To release the capacitor, you have to create a short circuit between each of the two capacitor terminals and the terminal and the chassis. According to Easy Appliance Parts, the chassis is the bare metal surface of the capacitor. When your microwave is unplugged, you're going to touch the end of an insulated screwdriver to one capacitor terminal.
Then you need to slide the screwdriver forward until it reaches the other terminal. When the screwdriver reaches the other side, hold it there for a couple of seconds. If you hear a loud pop, everything is OK. You're going to do this a couple of times until you create a short circuit.
According to D & F Liquidators, a short circuit is when there is a low resistance connection between two conductors. These two conductors supply electrical power to a circuit.
Testing a Microwave Magnetron
Easy Appliance Parts recommends two tests you can conduct to figure out microwave magnetron issues. For the first test, you need to locate where your microwave magnetron is and label the wires that are attached to it. Labeling these wires will help you if you need to replace a wire. After you mark the wires, you're going to set your ohmmeter to the lowest resistance scale.
An ohmmeter is an instrument that measures electrical resistance. Using the ohmmeter, you're going to place it between the magnetron's terminals. To do this, you're going to touch each probe to one terminal each. If everything is working correctly, the ohmmeter should read less than 1 ohm.

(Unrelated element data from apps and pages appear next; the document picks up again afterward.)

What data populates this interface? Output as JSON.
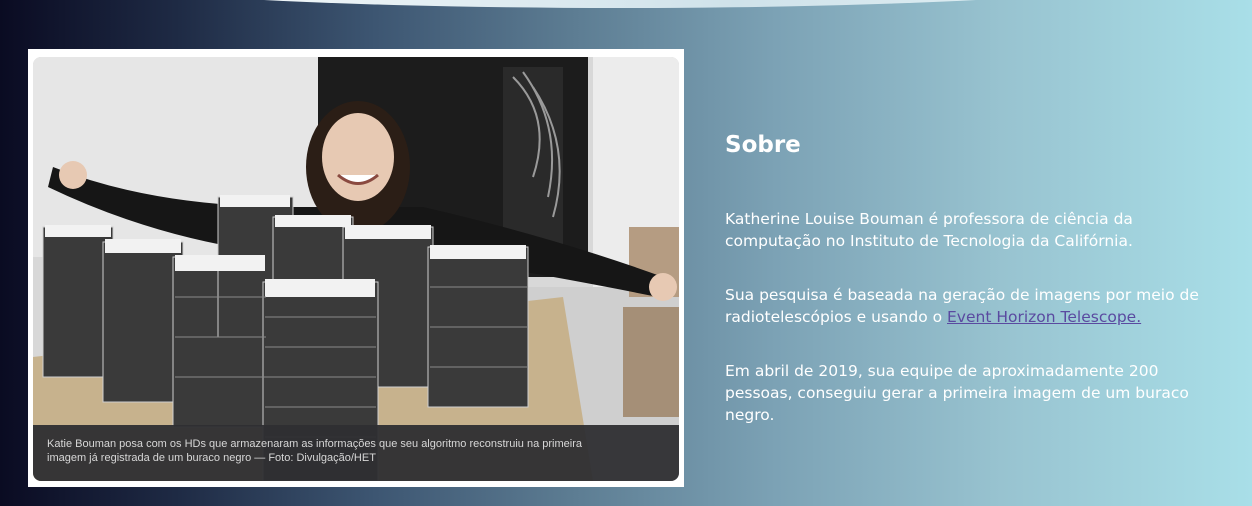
{
  "page": {
    "accent_color": "#5a4aa0",
    "background_start": "#0a0b22",
    "background_end": "#a9dfe8"
  },
  "photo": {
    "description_icon": "photo-researcher-with-hard-drives",
    "caption_line1": "Katie Bouman posa com os HDs que armazenaram as informações que seu algoritmo reconstruiu na primeira",
    "caption_line2": "imagem já registrada de um buraco negro — Foto: Divulgação/HET"
  },
  "about": {
    "title": "Sobre",
    "paragraph1": "Katherine Louise Bouman é professora de ciência da computação no Instituto de Tecnologia da Califórnia.",
    "paragraph2_text": "Sua pesquisa é baseada na geração de imagens por meio de radiotelescópios e usando o ",
    "paragraph2_link": "Event Horizon Telescope.",
    "paragraph3": "Em abril de 2019, sua equipe de aproximadamente 200 pessoas, conseguiu gerar a primeira imagem de um buraco negro."
  }
}
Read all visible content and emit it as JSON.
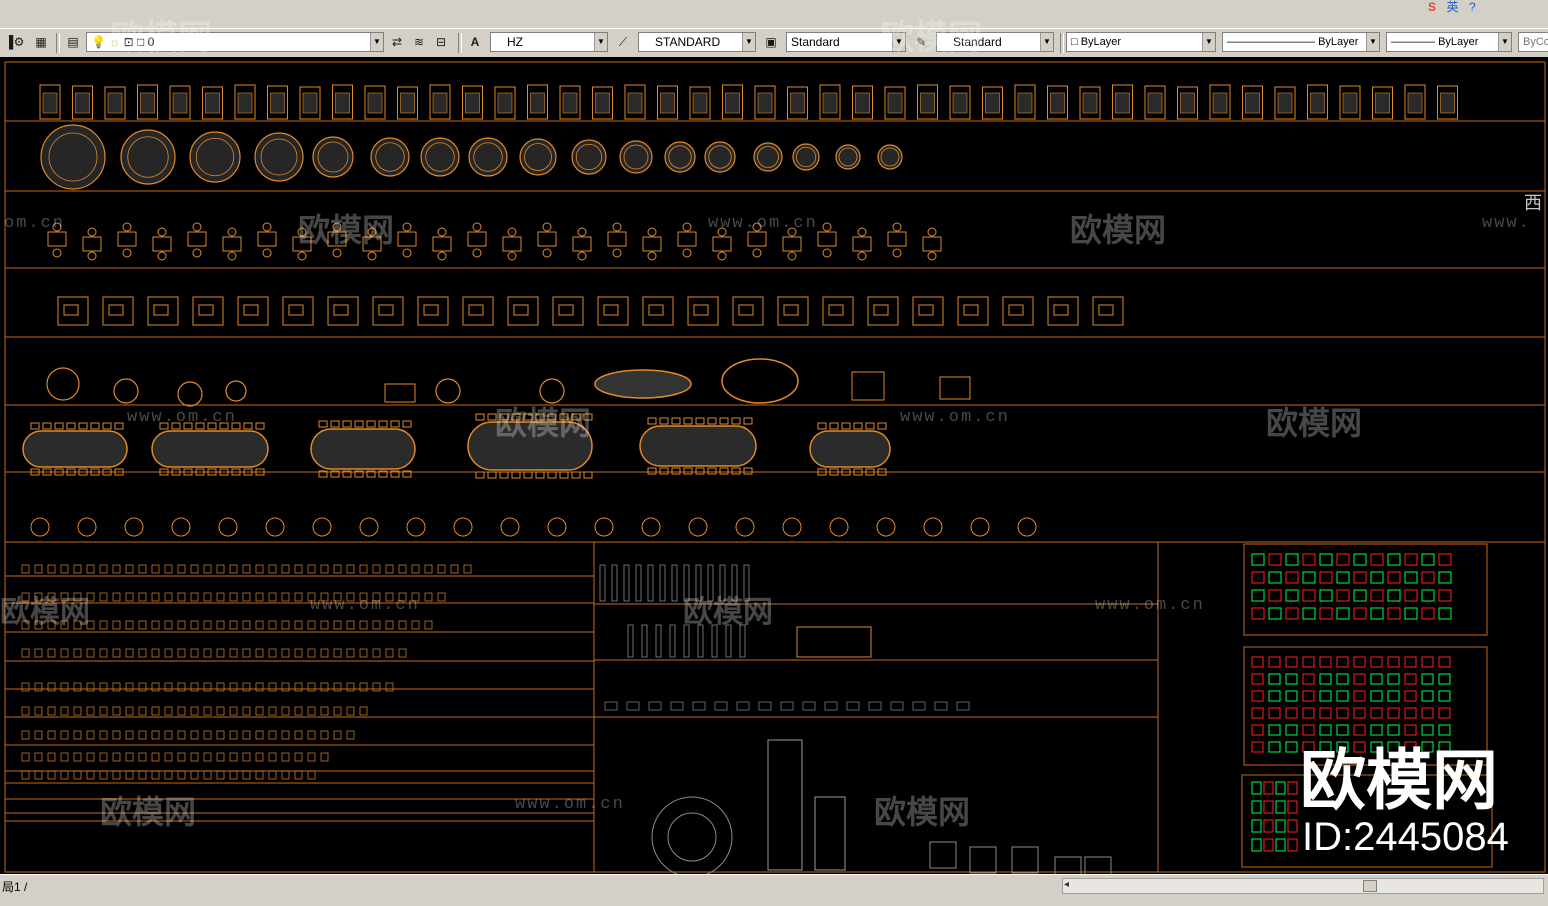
{
  "tray": {
    "logo": "S",
    "label": "英",
    "icons": [
      "ime-icon",
      "help-icon"
    ]
  },
  "toolbar": {
    "layer_value": "0",
    "text_style_value": "HZ",
    "dim_style_value": "STANDARD",
    "table_style_value": "Standard",
    "mleader_style_value": "Standard",
    "color_value": "ByLayer",
    "linetype_value": "ByLayer",
    "lineweight_value": "ByLayer",
    "plotstyle_value": "ByCo"
  },
  "canvas": {
    "side_label": "西",
    "watermark_brand": "欧模网",
    "watermark_url": "www.om.cn",
    "watermark_url_prefix": "om.cn",
    "watermark_url_suffix": "www.",
    "line_color": "#c56a1a",
    "symbol_color": "#e08a2a",
    "accent_green": "#00ff40",
    "accent_red": "#ff2020"
  },
  "overlay": {
    "brand": "欧模网",
    "id_text": "ID:2445084"
  },
  "status": {
    "layout_tab": "局1"
  }
}
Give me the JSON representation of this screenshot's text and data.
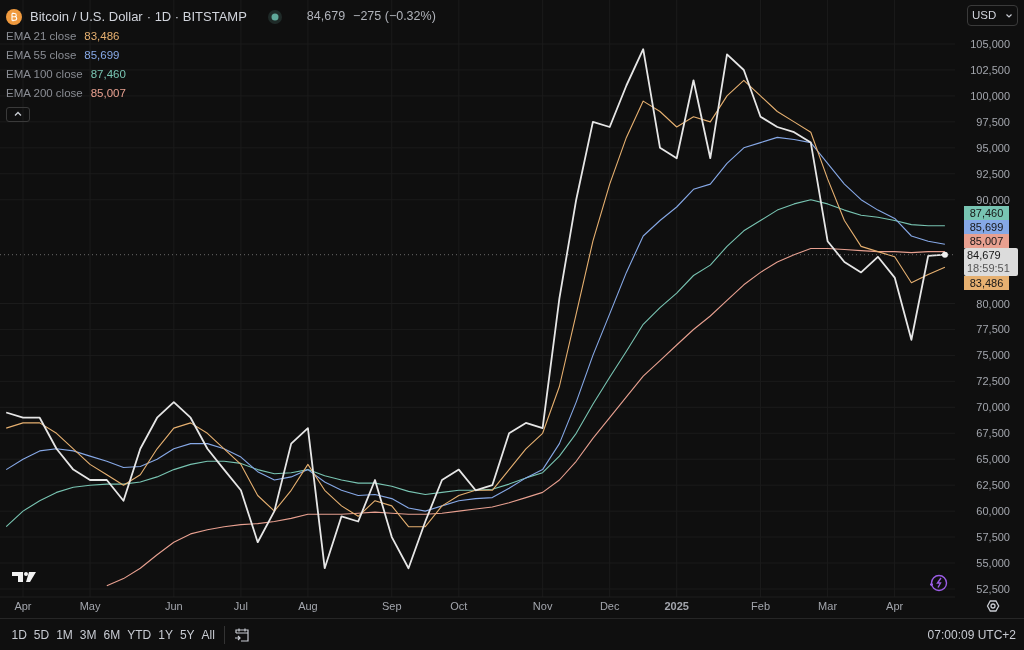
{
  "legend": {
    "title_rest": "· 1D · BITSTAMP",
    "price": "84,679",
    "change": "−275 (−0.32%)",
    "indicator_values": [
      "83,486",
      "85,699",
      "87,460",
      "85,007"
    ]
  },
  "currency": "USD",
  "chart_data": {
    "type": "line",
    "grid": true,
    "ylim": [
      51725,
      109239
    ],
    "ref_lines": [
      {
        "axis": "y",
        "value": 84700
      }
    ],
    "yticks": [
      {
        "value": 52500,
        "label": "52,500"
      },
      {
        "value": 55000,
        "label": "55,000"
      },
      {
        "value": 57500,
        "label": "57,500"
      },
      {
        "value": 60000,
        "label": "60,000"
      },
      {
        "value": 62500,
        "label": "62,500"
      },
      {
        "value": 65000,
        "label": "65,000"
      },
      {
        "value": 67500,
        "label": "67,500"
      },
      {
        "value": 70000,
        "label": "70,000"
      },
      {
        "value": 72500,
        "label": "72,500"
      },
      {
        "value": 75000,
        "label": "75,000"
      },
      {
        "value": 77500,
        "label": "77,500"
      },
      {
        "value": 80000,
        "label": "80,000"
      },
      {
        "value": 90000,
        "label": "90,000"
      },
      {
        "value": 92500,
        "label": "92,500"
      },
      {
        "value": 95000,
        "label": "95,000"
      },
      {
        "value": 97500,
        "label": "97,500"
      },
      {
        "value": 100000,
        "label": "100,000"
      },
      {
        "value": 102500,
        "label": "102,500"
      },
      {
        "value": 105000,
        "label": "105,000"
      }
    ],
    "categories": [
      null,
      "Apr",
      null,
      null,
      null,
      "May",
      null,
      null,
      null,
      null,
      "Jun",
      null,
      null,
      null,
      "Jul",
      null,
      null,
      null,
      "Aug",
      null,
      null,
      null,
      null,
      "Sep",
      null,
      null,
      null,
      "Oct",
      null,
      null,
      null,
      null,
      "Nov",
      null,
      null,
      null,
      "Dec",
      null,
      null,
      null,
      "2025",
      null,
      null,
      null,
      null,
      "Feb",
      null,
      null,
      null,
      "Mar",
      null,
      null,
      null,
      "Apr",
      null,
      null,
      null
    ],
    "series": [
      {
        "name": "Bitcoin / U.S. Dollar",
        "color": "#e6e6e6",
        "values": [
          69500,
          69000,
          69000,
          66000,
          64000,
          63000,
          63000,
          61000,
          66000,
          69000,
          70500,
          69000,
          66000,
          64000,
          62000,
          57000,
          60000,
          66500,
          68000,
          54500,
          59500,
          59000,
          63000,
          57500,
          54500,
          59000,
          63000,
          64000,
          62000,
          62500,
          67500,
          68500,
          68000,
          80500,
          90000,
          97500,
          97000,
          101000,
          104500,
          95000,
          94000,
          101500,
          94000,
          104000,
          102500,
          98000,
          97000,
          96500,
          95500,
          86000,
          84000,
          83000,
          84500,
          82500,
          76500,
          84600,
          84700
        ]
      },
      {
        "name": "EMA 21 close",
        "color": "#e6b070",
        "values": [
          68000,
          68500,
          68500,
          67500,
          66000,
          64500,
          63500,
          62500,
          63500,
          66000,
          68000,
          68500,
          67500,
          66000,
          64500,
          61500,
          60000,
          62000,
          64500,
          62000,
          60500,
          59500,
          61000,
          60500,
          58500,
          58500,
          60500,
          61500,
          62000,
          62000,
          64000,
          66000,
          67500,
          72000,
          79000,
          86000,
          91500,
          96000,
          99500,
          98500,
          97000,
          98000,
          97500,
          100000,
          101500,
          100000,
          98500,
          97500,
          96500,
          92000,
          88000,
          85500,
          85000,
          84500,
          82000,
          82800,
          83500
        ]
      },
      {
        "name": "EMA 55 close",
        "color": "#86a8e6",
        "values": [
          64000,
          65000,
          65800,
          66000,
          65800,
          65300,
          64800,
          64200,
          64300,
          65000,
          66000,
          66500,
          66500,
          66000,
          65200,
          63800,
          63000,
          63300,
          64000,
          62800,
          62000,
          61500,
          61600,
          61200,
          60300,
          60000,
          60500,
          61000,
          61200,
          61300,
          62200,
          63200,
          64000,
          66500,
          70500,
          75000,
          79000,
          83000,
          86500,
          88000,
          89300,
          91000,
          91500,
          93500,
          95000,
          95500,
          96000,
          95800,
          95500,
          93500,
          91500,
          90000,
          89000,
          88200,
          86500,
          86000,
          85700
        ]
      },
      {
        "name": "EMA 100 close",
        "color": "#78c4b2",
        "values": [
          58500,
          60000,
          61000,
          61800,
          62300,
          62500,
          62600,
          62600,
          62800,
          63300,
          64000,
          64500,
          64800,
          64800,
          64600,
          64000,
          63600,
          63700,
          64000,
          63400,
          63000,
          62700,
          62700,
          62400,
          61900,
          61600,
          61800,
          62000,
          62000,
          62100,
          62600,
          63200,
          63700,
          65300,
          67500,
          70300,
          72900,
          75400,
          78000,
          79600,
          81000,
          82700,
          83700,
          85500,
          87000,
          88000,
          89000,
          89600,
          90000,
          89600,
          89000,
          88500,
          88300,
          88000,
          87600,
          87500,
          87500
        ]
      },
      {
        "name": "EMA 200 close",
        "color": "#e8a090",
        "values": [
          null,
          null,
          null,
          null,
          null,
          null,
          52800,
          53500,
          54500,
          55800,
          57000,
          57800,
          58200,
          58500,
          58700,
          58800,
          59000,
          59300,
          59700,
          59700,
          59700,
          59800,
          59900,
          59800,
          59700,
          59700,
          59800,
          60000,
          60200,
          60400,
          60800,
          61300,
          61800,
          63000,
          64800,
          67000,
          69000,
          71000,
          73000,
          74500,
          76000,
          77500,
          78800,
          80300,
          81800,
          83000,
          84000,
          84700,
          85300,
          85300,
          85200,
          85100,
          85000,
          85000,
          84900,
          85000,
          85000
        ]
      }
    ]
  },
  "price_tags": [
    {
      "kind": "indicator",
      "text": "87,460",
      "color": "#78c4b2"
    },
    {
      "kind": "indicator",
      "text": "85,699",
      "color": "#86a8e6"
    },
    {
      "kind": "indicator",
      "text": "85,007",
      "color": "#e8a090"
    },
    {
      "kind": "last",
      "text": "84,679",
      "time": "18:59:51"
    },
    {
      "kind": "indicator",
      "text": "83,486",
      "color": "#e6b070"
    }
  ],
  "ranges": [
    "1D",
    "5D",
    "1M",
    "3M",
    "6M",
    "YTD",
    "1Y",
    "5Y",
    "All"
  ],
  "clock": "07:00:09 UTC+2"
}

Second Magnetron Test
For the second test, set the ohmmeter to the highest resistance scale. Then you're going to touch one of the meter's probes to the magnetron terminal. Also, touch the other probe to the metal magnetron housing.
Make sure that you do not touch the two probes together. If the two probes touch, you will get an inaccurate reading, and you won't know if the magnetron is working or not. When running this test, it should have a reading of infinity, which means the circuit is open.
Another Magnetron Testing Method
In addition to those two tests, you can also run a temperature test to see if the magnetron is weak. According to Microwave Specialties, first, you need to make sure the unit is plugged in. Then you're going to fill up a beaker, container or cup with 1 cup of tap water. Test the temperature of the water to make sure it is approximately 70 degrees Fahrenheit.
Next, place the beaker, cup or container in the center of the microwave until the water is boiling. Depending on which model you have, it should take no more than 2 minutes for the water to come to a boil. The temperature should measure to 142 degrees Fahrenheit. If your water tests lower than 142 degrees Fahrenheit, then your magnetron is not functioning correctly, and you need to contact a repair technician.
Replacing a Microwave Magnetron
During either test, if you notice that the microwave magnetron isn't working, you're going to have to replace it. According to Easy Appliance Parts, it is highly recommended that a certified and experienced appliance repair technician replaces the magnetron. It's very dangerous for the average individual not only to test the microwave magnetron but also to try and replace the magnetron.
Even with clear instructions, if you're not adequately equipped to operate a microwave repair job, you can get a severe electrical shock. A certified and experienced repair technician will have the proper knowledge and tools to test and replace the microwave magnetron. They can also inspect to see if you have any other issues when they conduct a microwave oven inspection.
- Easy Appliance Parts: How to Discharge a Microwave Oven's Capacitor:
- D & F Liquidators: Everything You Need to Know About Electrical Short Circuits – Types, Causes and Prevention
- Easy Appliance Parts: How to Test a Microwave Magnetron:
- Easy Appliance Parts: Replacing a Microwave Magnetron:
- Microwave Specialties: Magnetron Test for Opens, Shorts or Insufficient Power
- Edison Tech Center: Microwave Ovens